On January 1, 2006, Rick Falkvinge founded the Swedish and first Pirate Party. The party has survived more than nine turbulent years while provoking heated discussion on copyright reform, privacy and freedom of speech.
The party is currently enjoying its second term in the European Parliament and in January 2014 Julia Reda MEP released her draft report for the overhaul of EU copyright. As pointed out by Falkvinge himself, that fact is worthy of a double take.
“A Pirate Party representative is writing the European Union’s official evaluation of the copyright monopoly, and listing a set of necessary changes,” he wrote in a TF column.
And today brings yet more news which prompts a second look at a surprising headline. According to a poll carried out in Iceland over the past week, the Pirate Party is now the country’s most popular political party.
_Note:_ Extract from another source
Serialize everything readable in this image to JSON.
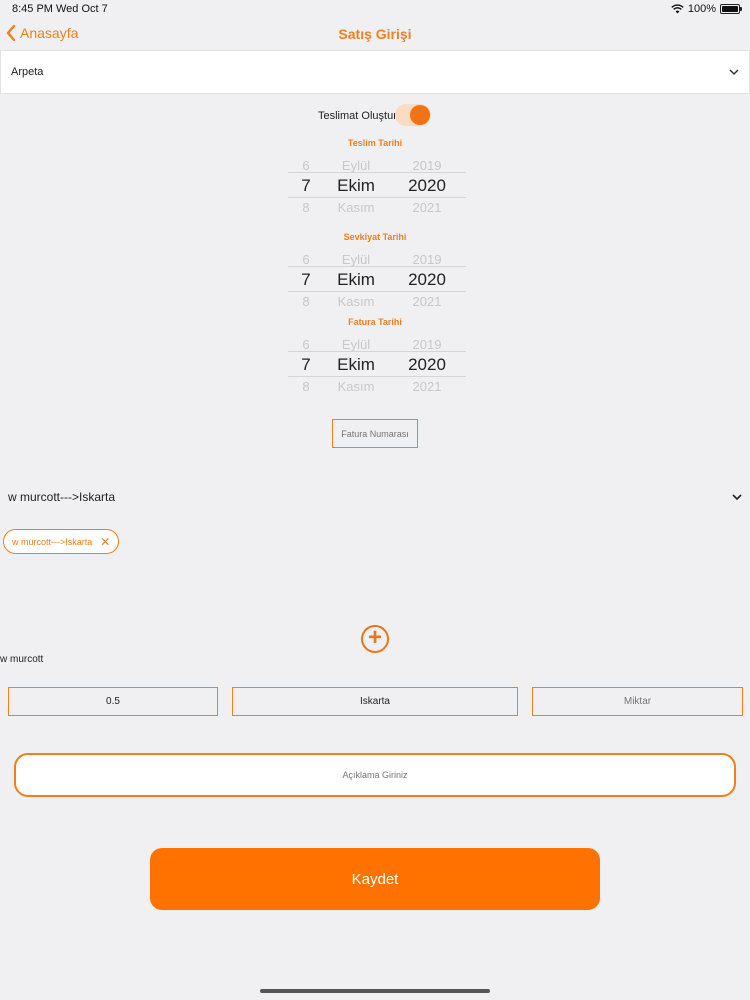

For a party founded locally less than two and a half years ago, that’s an astounding achievement.
Run between the 13th and 18th of March by MMR, a company experienced in measuring support for local political parties, the survey places the Pirates ahead of even the most established of political movements.
According to Visir, total public support for the Pirate Party is currently riding at 23.9%, that’s up from the 12.8% reported in the last MMR survey.
The Pirates have snatched the lead from the Independence Party, who led during the last poll with 25.5% but have now dropped to 23.4%. While that is a slim lead of just 0.5%, it is a lead nonetheless, and the gap between the Pirates and other parties is even more pronounced.
The Social Democratic Alliance polled at 15.5% and the Progressive Party now sits at just 11.0%, marginally ahead of the Green Party with 10.8% of the support.
Today’s results are an improvement over those reported in a separate survey published last week which put the Pirates in a marginal second place. That prompted cautious excitement from Pirate MP Birgitta Jónsdóttir.
“This is a poll and we are in the middle of the term, so we have no idea if this sort of following will continue, but it is a clear sign that our agenda, our core policy is something that appeals to almost quarter of Icelanders today,” Jónsdóttir tells TF.
“People are sick of traditional politics and the revolving doors. They are hopefully ready for more responsibility for that is one of our main aims, to create platforms for people to be more engaged via direct democracy. People seem to like that we speak like other people and behave like ordinary people,” she adds.
Speaking with TorrentFreak, Pirate Party founder Rick Falkvinge says the results of the poll are inspiring.
“This is an extraordinary accomplishment. Where we had the proof-of-concept in Sweden in 2009, and additional sparks of success in Germany in the following years, I didn’t really anticipate a Pirate Party measuring as its country’s very largest within a decade of founding the first one in 2006,” Falkvinge says
“The suddenly-within-reach prospect of actually taking up a prime ministry in the near term shows what you can accomplish when you’re calling out stale policies and governmental backroom shadiness for what they are. It also shows how the net generation just won’t stand for the holier-than-thou attitude that’s still being displayed by an old self-appointed elite toward the young future.
“Still, to get to this point requires extraordinary hard work, commitment, and dedication. Far more than just congratulations are in order. The Icelandic Pirate Party is an inspiration for the net generation of the entire world,” Falkvinge concludes.